Important Risks Related to this ArticleThere are risks associated with investing, including the possible loss of principal. Foreign investing involves special risks, such as risk of loss from currency fluctuation or political or economic uncertainty. The Funds invest in derivatives in seeking to obtain a dynamic currency hedge exposure. Derivative investments can be volatile, and these investments may be less liquid than other securities, and more sensitive to the effects of varied economic conditions. Derivatives used by the Funds may not perform as intended. Funds that have exposure to one or more sectors may be more vulnerable to any single economic or regulatory development. This may result in greater share price volatility. The composition of the Indexes underlying the Funds is heavily dependent on quantitative models and data from one or more third parties, and the Indexes may not perform as intended. The Funds invest in the securities included in, or representative of, their Indexes regardless of their investment merit, and the Funds do not attempt to outperform their Indexes or take defensive positions in declining markets. Please read each Funds’ prospectus for specific details regarding the Funds’ risk profiles.
No WisdomTree ETF is sponsored, endorsed, sold or promoted by Record, and Record makes no representation or warranty, expressed or implied, to the owners of these Funds regarding any associated risks or the advisability of investing in the Funds. Record provides certain research and information to WisdomTree and has licensed certain rights to WisdomTree, but Record is providing no investment advice to any WisdomTree ETF.

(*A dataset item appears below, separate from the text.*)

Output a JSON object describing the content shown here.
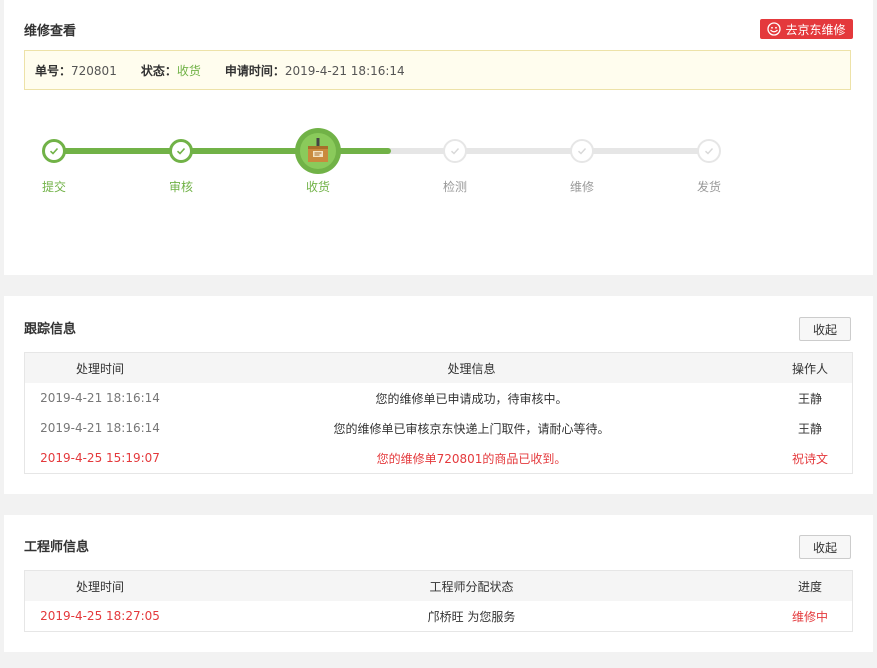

Jeremy Schwartz has served as our Global Chief Investment Officer since November 2021 and leads WisdomTree’s investment strategy team in the construction of WisdomTree’s equity Indexes, quantitative active strategies and multi-asset Model Portfolios. Jeremy joined WisdomTree in May 2005 as a Senior Analyst, adding Deputy Director of Research to his responsibilities in February 2007. He served as Director of Research from October 2008 to October 2018 and as Global Head of Research from November 2018 to November 2021. Before joining WisdomTree, he was a head research assistant for Professor Jeremy Siegel and, in 2022, became his co-author on the sixth edition of the book Stocks for the Long Run. Jeremy is also co-author of the Financial Analysts Journal paper “What Happened to the Original Stocks in the S&P 500?” He received his B.S. in economics from The Wharton School of the University of Pennsylvania and hosts the Wharton Business Radio program Behind the Markets on SiriusXM 132. Jeremy is a member of the CFA Society of Philadelphia.